I am currently the graphic designer for Roundabout Theatre Company the largest non-profit theatre company based in New York City. We produces classics and new plays on and off Broadway. I am also the art director/designer for my own company, Rotic Design, which creates graphics for the music industry. I was recently accepted into the National Recording Academy of Arts and Sciences (The Grammys!) for my work in album cover design and discussion.
My thesis project, Coverculture, an exhibition design exploring album covers as a reflection of our history and culture. Since graduating from SVA, I was in discussions to have the exhibition produced by the Experience Music Project in Seattle. I’ve also turned the idea into a blog now called Rotic Talk (rotictalk.tumblr.com) which reviews album covers and furthers the discussion on album covers and their impact and reflection on our culture.
One of the things I miss about design in NYC are the wheat-pasted posters you would see all around on construction sites, walls and other surfaces. I miss the energy they had and the bluntness of their design. It’s my goal to bring them back and to keep album art and packaging alive in the new era of digital music. My long term goal (well hopefully not too long!) is to win the Grammy Award for Best Record Packaging.
SVA MFA Design has had an unprecedented impact on my career. SVA taught me to dream big first, observe the world around me, and then you figure out how to make it happen.
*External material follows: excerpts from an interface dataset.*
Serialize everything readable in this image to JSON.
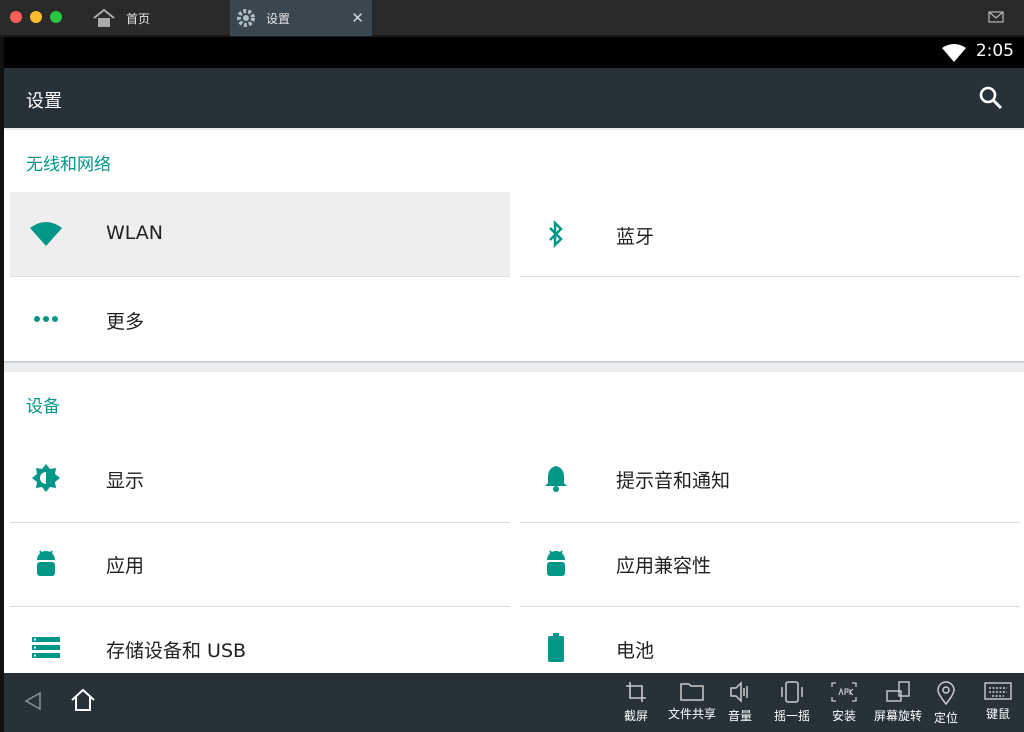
{
  "window": {
    "tabs": [
      {
        "label": "首页"
      },
      {
        "label": "设置"
      }
    ],
    "close_glyph": "✕"
  },
  "status_bar": {
    "time": "2:05"
  },
  "app_bar": {
    "title": "设置"
  },
  "sections": [
    {
      "title": "无线和网络",
      "items": [
        {
          "label": "WLAN",
          "icon": "wifi-icon"
        },
        {
          "label": "蓝牙",
          "icon": "bluetooth-icon"
        },
        {
          "label": "更多",
          "icon": "more-icon"
        }
      ]
    },
    {
      "title": "设备",
      "items": [
        {
          "label": "显示",
          "icon": "brightness-icon"
        },
        {
          "label": "提示音和通知",
          "icon": "bell-icon"
        },
        {
          "label": "应用",
          "icon": "android-icon"
        },
        {
          "label": "应用兼容性",
          "icon": "android-icon"
        },
        {
          "label": "存储设备和 USB",
          "icon": "storage-icon"
        },
        {
          "label": "电池",
          "icon": "battery-icon"
        }
      ]
    }
  ],
  "toolbar": {
    "items": [
      {
        "label": "截屏",
        "icon": "crop-icon"
      },
      {
        "label": "文件共享",
        "icon": "folder-icon"
      },
      {
        "label": "音量",
        "icon": "volume-icon"
      },
      {
        "label": "摇一摇",
        "icon": "shake-icon"
      },
      {
        "label": "安装",
        "icon": "apk-icon"
      },
      {
        "label": "屏幕旋转",
        "icon": "rotate-icon"
      },
      {
        "label": "定位",
        "icon": "location-icon"
      },
      {
        "label": "键鼠",
        "icon": "keyboard-icon"
      }
    ]
  },
  "colors": {
    "accent": "#009688",
    "app_bar": "#263238",
    "selected_item": "#eeeeee"
  }
}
That knowledge has lead me to work on some pretty big design projects and experiences, from Broadway to working with Magic Johnson himself on his legacy logo.
I remember being at SVA and being thrown into this whirlwind of learning every aspect of design at such a rapid pace. It was so exhilarating to learn everything about your craft even when I knew nothing. The “do it all” approach is so important in today’s design world and I utilize it to this day. If you can be the thinker, the designer, the project manager, the promoter, the seller and the business manager all in one, you put yourself in an incredible position to create and your design has the possibility to go so far. Nowadays, you need to wear so many hats, which can be challenging, but you come out on the other side with sharper skills and growth. Through the SVA MFA Design program, not only did I learn to be a better designer, but I ultimately learned how to be a better thinker. I learned how to approach a challenge from so many more possibilities, just from being exposed to what design had to offer the world and “doing it all”!
My advice to any incoming students is to constantly open yourselves up to new experiences. Be a sponge and learn everything you can in your two years at SVA MFA Design (it will FLY BY!). Talk to your teachers and get to know them. The more you jump into the program, the more you are going to develop a design aesthetic that you never knew you had. An ultimately, observe and challenge the world. Observe its design and needs. Observe culture and what people respond (and don’t respond) to. Challenge it all!
And remember, as well as your actual teachers, your fellow classmates will be your best teachers. Everyone one of my classmates approached design from a different perspective, based on culture, life experiences, interests, etc. I was inspired by them every day and still am.